Yesterday, the ranking member of the House Oversight and Government Reform Committee, Rep. Elijah Cummings (D-MD), along with his fellow Democrats, wrote a letter to the Committee Chair, Rep. Darrell Issa (R-CA), asking that he condemn Rush Limbaugh’s slurs of Georgetown law student Sandra Fluke. Issa had barred Fluke from testifying at his “religious freedom” hearing on the contraception mandate last month, claiming she was not “qualified.”
Today Issa wrote back to Cummings, and said, in a nutshell, while Limbaugh’s remarks were “inappropriate,” “I am struck by your clear failure to recognize your own contributions to the denigration of this discussion and attacks on people of religious faith.”
I’ve now covered two hearings on this “religious freedom” topic convened by Issa, and the hearing this week convened by the House Judiciary Committee at which Issa again grandstanded on this “religious freedom” issue, with his hyperbole that requiring religious institutions’ insurers to cover contraception for employees represented the greatest threat to religious freedom ever conceived. After Issa’s own smug display of contempt for the Democratic side of the Oversight Committee, the need of American women for access to affordable birth control, along with his fawning over the martyred arguments presented by the Catholic bishops and their allies, it’s hard to see his entire “religious freedom” crusade as anything but a total farce. The rejoinder to anything a Democrat says is not that they are enemies of religious freedom.
As Cummings noted on several occasions in the hearings, and at the hearing the Democrats held at which Fluke was the sole witness, his own parents are Pentecostal ministers. He is a religious person. It’s precisely that devotion to religion that compels Cummings and other supporters of the Establishment and Free Exercise clauses to reject demands that the government bend generally applicable, neutral laws like the HHS regulation to suit the religious convictions of certain religions. Rep. Gerald Connolly (D-VA), another member of the Oversight Committee that Issa singles out for particular scorn, is a Catholic who had previously pointed out that the Bishops’ position on contraception is not shared by all Catholics. He questioned the Bishops’ twisting of the concept of religious freedom, and the troubling intertwining of church in policymaking by the state. At both Oversight hearings, Connolly pointed out that the notion the Bishops are constitutionally entitled to impose their views of contraception on others by gaining exemptions not envisioned or required by the Constitution was a distortion of the First Amendment. But Issa charges Connolly with heresy, claiming he “even went so far as to assault the integrity of the clergymen testifying about their concerns regarding the First Amendment, stating, ‘your participation on the panel makes you complicit in, of course, the trampling of freedom.'” For Issa, the clergymen (yes! clergymen) are ipso facto above reproach, while Fluke is “not qualified.” Do you need more evidence that he has a problem with the Establishment Clause—and with women?

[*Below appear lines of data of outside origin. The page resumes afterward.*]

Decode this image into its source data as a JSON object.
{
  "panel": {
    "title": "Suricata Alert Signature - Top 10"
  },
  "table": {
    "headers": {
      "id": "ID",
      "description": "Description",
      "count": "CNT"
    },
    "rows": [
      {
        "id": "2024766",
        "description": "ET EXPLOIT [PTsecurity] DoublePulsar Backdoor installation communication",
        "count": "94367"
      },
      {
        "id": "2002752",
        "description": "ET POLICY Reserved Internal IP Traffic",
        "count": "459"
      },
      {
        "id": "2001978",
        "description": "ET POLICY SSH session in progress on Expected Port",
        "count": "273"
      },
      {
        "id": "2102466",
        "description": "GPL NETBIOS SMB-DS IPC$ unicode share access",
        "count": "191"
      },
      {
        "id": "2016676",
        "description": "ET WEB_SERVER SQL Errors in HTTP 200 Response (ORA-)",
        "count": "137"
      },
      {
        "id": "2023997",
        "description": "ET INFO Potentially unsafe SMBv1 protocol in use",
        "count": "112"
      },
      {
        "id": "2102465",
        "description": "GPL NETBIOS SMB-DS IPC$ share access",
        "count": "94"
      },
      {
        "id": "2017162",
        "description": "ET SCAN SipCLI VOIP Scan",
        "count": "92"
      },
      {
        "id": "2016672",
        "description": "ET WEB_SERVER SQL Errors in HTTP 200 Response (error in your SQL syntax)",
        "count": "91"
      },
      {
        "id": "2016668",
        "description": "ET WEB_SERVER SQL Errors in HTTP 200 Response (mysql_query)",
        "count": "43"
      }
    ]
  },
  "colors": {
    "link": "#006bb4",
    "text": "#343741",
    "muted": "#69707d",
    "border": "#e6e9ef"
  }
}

Issa goes on to complain that his female staffers have been subject to verbal harassment, including “hag” and “traitor.” If true, that is despicable. But as far as I know, no nationally syndicated radio host has said those things. And if Issa has learned even the most basic of playground civility,he would realize that, you know, two wrongs don’t make a right. Indeed, since he’s so interested in protecting the religious freedom of Catholic institutions, and, apparently, all things Catholic, perhaps he should take a look at Georgetown president John DeGioia’s letter to his community. DeGioia quotes St. Augustine: “Let us, on both sides, lay aside all arrogance. Let us not, on either side, claim that we have already discovered the truth. Let us seek it together as something which is known to neither of us. For then only may we seek it, lovingly and tranquilly, if there be no bold presumption that it is already discovered and possessed.”